Massachusetts Market Update Webinar – December 11th at 2 pm ET

Posted November 25th, 2014 by SRECTrade.

SRECTrade will host a webinar on Thursday, December 11th at 2 pm ET to review the Massachusetts SREC market.

Items to be covered in the webinar:

  • SREC-I and SREC-II market pricing and supply
  • The latest from the Net Metering and Solar Task Force
  • Next steps for net metering and solar policy development in Massachusetts

Register for the webinar here.

Massachusetts DOER Announces Net Metering and Solar Task Force

Posted November 6th, 2014 by SRECTrade.

On November 6, the DOER announced the establishment of the Net Metering and Solar Task Force, pursuant to Ch. 251 of the Acts of 2014, Section 7. Information on Task Force members, meetings, and materials are available on the official website of the Executive Office of Energy and Environmental Affairs (EEA) here.

The first Task Force meeting will take place on Thursday, November 13th from 2:00 to 5:00 p.m. ET, at the Massachusetts Department of Environmental Protection office in Boston.
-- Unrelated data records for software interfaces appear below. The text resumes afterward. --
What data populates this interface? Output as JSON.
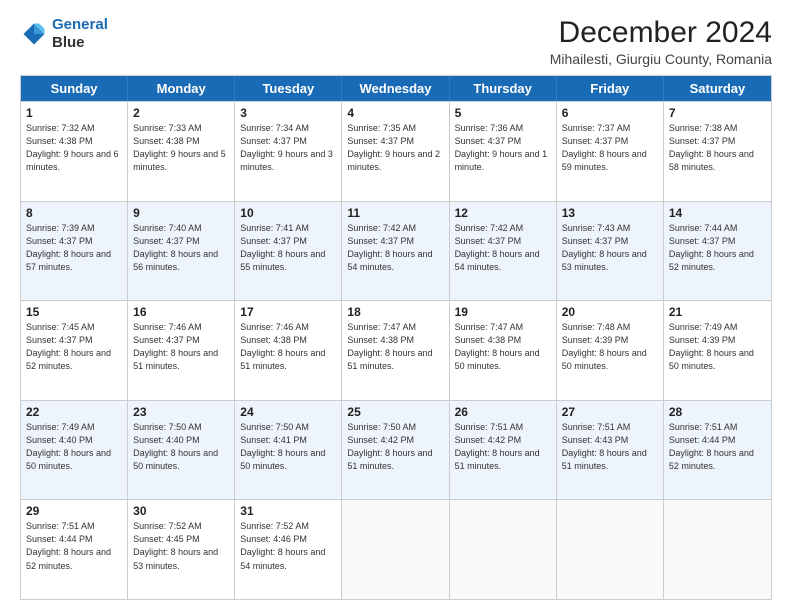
{
  "logo": {
    "line1": "General",
    "line2": "Blue"
  },
  "title": "December 2024",
  "subtitle": "Mihailesti, Giurgiu County, Romania",
  "header_days": [
    "Sunday",
    "Monday",
    "Tuesday",
    "Wednesday",
    "Thursday",
    "Friday",
    "Saturday"
  ],
  "weeks": [
    {
      "alt": false,
      "days": [
        {
          "num": "1",
          "sunrise": "Sunrise: 7:32 AM",
          "sunset": "Sunset: 4:38 PM",
          "daylight": "Daylight: 9 hours and 6 minutes."
        },
        {
          "num": "2",
          "sunrise": "Sunrise: 7:33 AM",
          "sunset": "Sunset: 4:38 PM",
          "daylight": "Daylight: 9 hours and 5 minutes."
        },
        {
          "num": "3",
          "sunrise": "Sunrise: 7:34 AM",
          "sunset": "Sunset: 4:37 PM",
          "daylight": "Daylight: 9 hours and 3 minutes."
        },
        {
          "num": "4",
          "sunrise": "Sunrise: 7:35 AM",
          "sunset": "Sunset: 4:37 PM",
          "daylight": "Daylight: 9 hours and 2 minutes."
        },
        {
          "num": "5",
          "sunrise": "Sunrise: 7:36 AM",
          "sunset": "Sunset: 4:37 PM",
          "daylight": "Daylight: 9 hours and 1 minute."
        },
        {
          "num": "6",
          "sunrise": "Sunrise: 7:37 AM",
          "sunset": "Sunset: 4:37 PM",
          "daylight": "Daylight: 8 hours and 59 minutes."
        },
        {
          "num": "7",
          "sunrise": "Sunrise: 7:38 AM",
          "sunset": "Sunset: 4:37 PM",
          "daylight": "Daylight: 8 hours and 58 minutes."
        }
      ]
    },
    {
      "alt": true,
      "days": [
        {
          "num": "8",
          "sunrise": "Sunrise: 7:39 AM",
          "sunset": "Sunset: 4:37 PM",
          "daylight": "Daylight: 8 hours and 57 minutes."
        },
        {
          "num": "9",
          "sunrise": "Sunrise: 7:40 AM",
          "sunset": "Sunset: 4:37 PM",
          "daylight": "Daylight: 8 hours and 56 minutes."
        },
        {
          "num": "10",
          "sunrise": "Sunrise: 7:41 AM",
          "sunset": "Sunset: 4:37 PM",
          "daylight": "Daylight: 8 hours and 55 minutes."
        },
        {
          "num": "11",
          "sunrise": "Sunrise: 7:42 AM",
          "sunset": "Sunset: 4:37 PM",
          "daylight": "Daylight: 8 hours and 54 minutes."
        },
        {
          "num": "12",
          "sunrise": "Sunrise: 7:42 AM",
          "sunset": "Sunset: 4:37 PM",
          "daylight": "Daylight: 8 hours and 54 minutes."
        },
        {
          "num": "13",
          "sunrise": "Sunrise: 7:43 AM",
          "sunset": "Sunset: 4:37 PM",
          "daylight": "Daylight: 8 hours and 53 minutes."
        },
        {
          "num": "14",
          "sunrise": "Sunrise: 7:44 AM",
          "sunset": "Sunset: 4:37 PM",
          "daylight": "Daylight: 8 hours and 52 minutes."
        }
      ]
    },
    {
      "alt": false,
      "days": [
        {
          "num": "15",
          "sunrise": "Sunrise: 7:45 AM",
          "sunset": "Sunset: 4:37 PM",
          "daylight": "Daylight: 8 hours and 52 minutes."
        },
        {
          "num": "16",
          "sunrise": "Sunrise: 7:46 AM",
          "sunset": "Sunset: 4:37 PM",
          "daylight": "Daylight: 8 hours and 51 minutes."
        },
        {
          "num": "17",
          "sunrise": "Sunrise: 7:46 AM",
          "sunset": "Sunset: 4:38 PM",
          "daylight": "Daylight: 8 hours and 51 minutes."
        },
        {
          "num": "18",
          "sunrise": "Sunrise: 7:47 AM",
          "sunset": "Sunset: 4:38 PM",
          "daylight": "Daylight: 8 hours and 51 minutes."
        },
        {
          "num": "19",
          "sunrise": "Sunrise: 7:47 AM",
          "sunset": "Sunset: 4:38 PM",
          "daylight": "Daylight: 8 hours and 50 minutes."
        },
        {
          "num": "20",
          "sunrise": "Sunrise: 7:48 AM",
          "sunset": "Sunset: 4:39 PM",
          "daylight": "Daylight: 8 hours and 50 minutes."
        },
        {
          "num": "21",
          "sunrise": "Sunrise: 7:49 AM",
          "sunset": "Sunset: 4:39 PM",
          "daylight": "Daylight: 8 hours and 50 minutes."
        }
      ]
    },
    {
      "alt": true,
      "days": [
        {
          "num": "22",
          "sunrise": "Sunrise: 7:49 AM",
          "sunset": "Sunset: 4:40 PM",
          "daylight": "Daylight: 8 hours and 50 minutes."
        },
        {
          "num": "23",
          "sunrise": "Sunrise: 7:50 AM",
          "sunset": "Sunset: 4:40 PM",
          "daylight": "Daylight: 8 hours and 50 minutes."
        },
        {
          "num": "24",
          "sunrise": "Sunrise: 7:50 AM",
          "sunset": "Sunset: 4:41 PM",
          "daylight": "Daylight: 8 hours and 50 minutes."
        },
        {
          "num": "25",
          "sunrise": "Sunrise: 7:50 AM",
          "sunset": "Sunset: 4:42 PM",
          "daylight": "Daylight: 8 hours and 51 minutes."
        },
        {
          "num": "26",
          "sunrise": "Sunrise: 7:51 AM",
          "sunset": "Sunset: 4:42 PM",
          "daylight": "Daylight: 8 hours and 51 minutes."
        },
        {
          "num": "27",
          "sunrise": "Sunrise: 7:51 AM",
          "sunset": "Sunset: 4:43 PM",
          "daylight": "Daylight: 8 hours and 51 minutes."
        },
        {
          "num": "28",
          "sunrise": "Sunrise: 7:51 AM",
          "sunset": "Sunset: 4:44 PM",
          "daylight": "Daylight: 8 hours and 52 minutes."
        }
      ]
    },
    {
      "alt": false,
      "days": [
        {
          "num": "29",
          "sunrise": "Sunrise: 7:51 AM",
          "sunset": "Sunset: 4:44 PM",
          "daylight": "Daylight: 8 hours and 52 minutes."
        },
        {
          "num": "30",
          "sunrise": "Sunrise: 7:52 AM",
          "sunset": "Sunset: 4:45 PM",
          "daylight": "Daylight: 8 hours and 53 minutes."
        },
        {
          "num": "31",
          "sunrise": "Sunrise: 7:52 AM",
          "sunset": "Sunset: 4:46 PM",
          "daylight": "Daylight: 8 hours and 54 minutes."
        },
        null,
        null,
        null,
        null
      ]
    }
  ]
}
Task Force meetings are open to the public, but the DOER has requested that attendees RSVP to Marissa.Fimiani@state.ma.us, as space is limited. Although the meetings are open to the public, the DOER encourages stakeholders to work through Task Force members to provide input. In addition to the regular Task Force meetings, two Stakeholder meetings will be held to allow for public input.

There will be a call-in number for those who are not able to travel to Boston, which will likely be posted on the EEA site referenced above.

The Task Force members are:

Member
Meg Lusardi, DOER Commissioner; Task Force Co-Chair
Kate McKeever, DPU Commissioner; Task Force Co-Chair
Benjamin B. Downing, Senator
Brian S. Dempsey, Representative
To Be Appointed By Senator Bruce E. Tarr
To Be Appointed By Representative Bradley H. Jones
Paul Brennan, Attorney General’s Office
David Colton, Easton Town Administrator
Robert Rio, Associated Industries of Massachusetts
Charles Harak, National Consumer Law Center
William Stillinger, PV Squared
Fred Zalcman, SunEdison
Janet Besser, New England Clean Energy Council
Geoff Chapin, Next Step Living
Lisa Podgurski, International Brotherhood of Electrical Workers Local 103
Camilo Serna, Northeast Utilities
Amy Rabinowitz, National Grid